Nightly News | November 05, 2011
LESTER HOLT, anchor: Now to a situation where every second counts, getting help as quickly as possible to people in a time of emergency. In some cities, first responders now using cutting-edge technology to save lives and it's yielding some dramatic results. Here's NBC's Tom Costello.
Unidentified Woman #1: Engine 33, tower 32.
TOM COSTELLO reporting: In a business where time, minutes and seconds can be the enemy, new technology is helping to cut out a big chunk of it.
Unidentified Man #1: A......female trapped near the fourth floor.

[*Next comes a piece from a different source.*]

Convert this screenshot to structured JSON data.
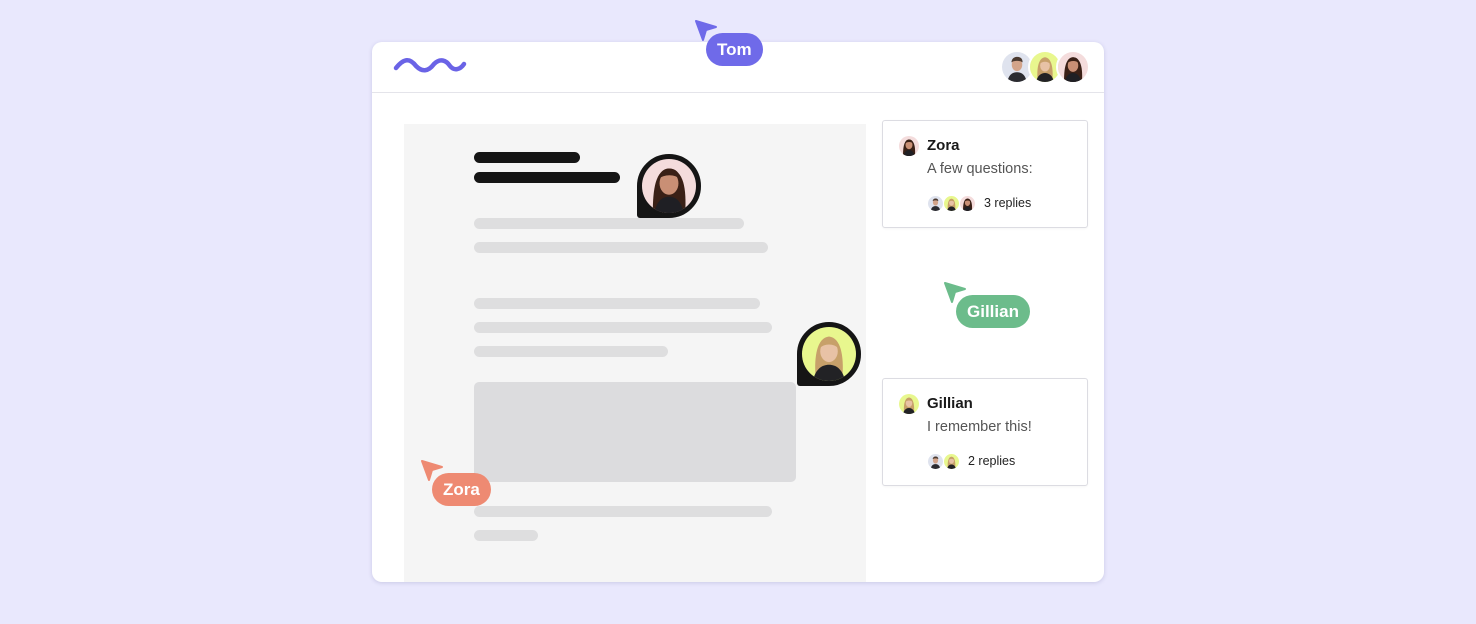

COSTELLO: They're called locution systems, advanced computer-assisted dispatching now dramatically cutting response times for firefighters and medics.
Unidentified Dispatcher: OK. And tell me exactly what happened.
COSTELLO: In South Metro Denver , dispatchers manage a 270 square mile area. For years computers have pinpointed the caller's location. But now dispatchers only have to input the type of emergency, hit enter...
Unidentified Woman #2: Engine 33, medic 33. Fall victim.
COSTELLO: ...and in a fraction of a second the computer uses GPS trackers to find the nearest unit, determines who's needed, then simultaneously sends voice, text and map instructions, even transmitting multiple calls at once. In South Denver it's cut the dispatch time to just 31 seconds. The national standard is 60 seconds .
Unidentified Man #2: Turn left in half a mile.
COSTELLO: That's a half minute faster to a heart attack, a house fire or a car accident.
Mr. ERIC HURST (Dispatch Supervisor): If a person has stopped breathing, every second that ticks by we're risking brain damage, we're risking death of that person.
COSTELLO: For many departments, the technology is part of a post 9/11 Homeland Security overall after experts said first responders across the country were in many cases using outdated equipment and in immediate need of an upgrade. Similar systems have recently gone in across the country in Seattle , Los Angeles , Dallas and Chicago . With satellite imagery, fire hydrant and water main locations, even building blueprints transmitted straight to fire crews.
Captain TROY JACKSON (Acting Battalion Chief): It allows us to get information out to 17 fire houses with the click of the mouse.
Unidentified Woman #3: Confirmed commercial structure fire . Map tango 31 bravo.
COSTELLO: The click of a mouse and cutting valuable seconds off emergencies. Tom Costello, NBC News, Washington.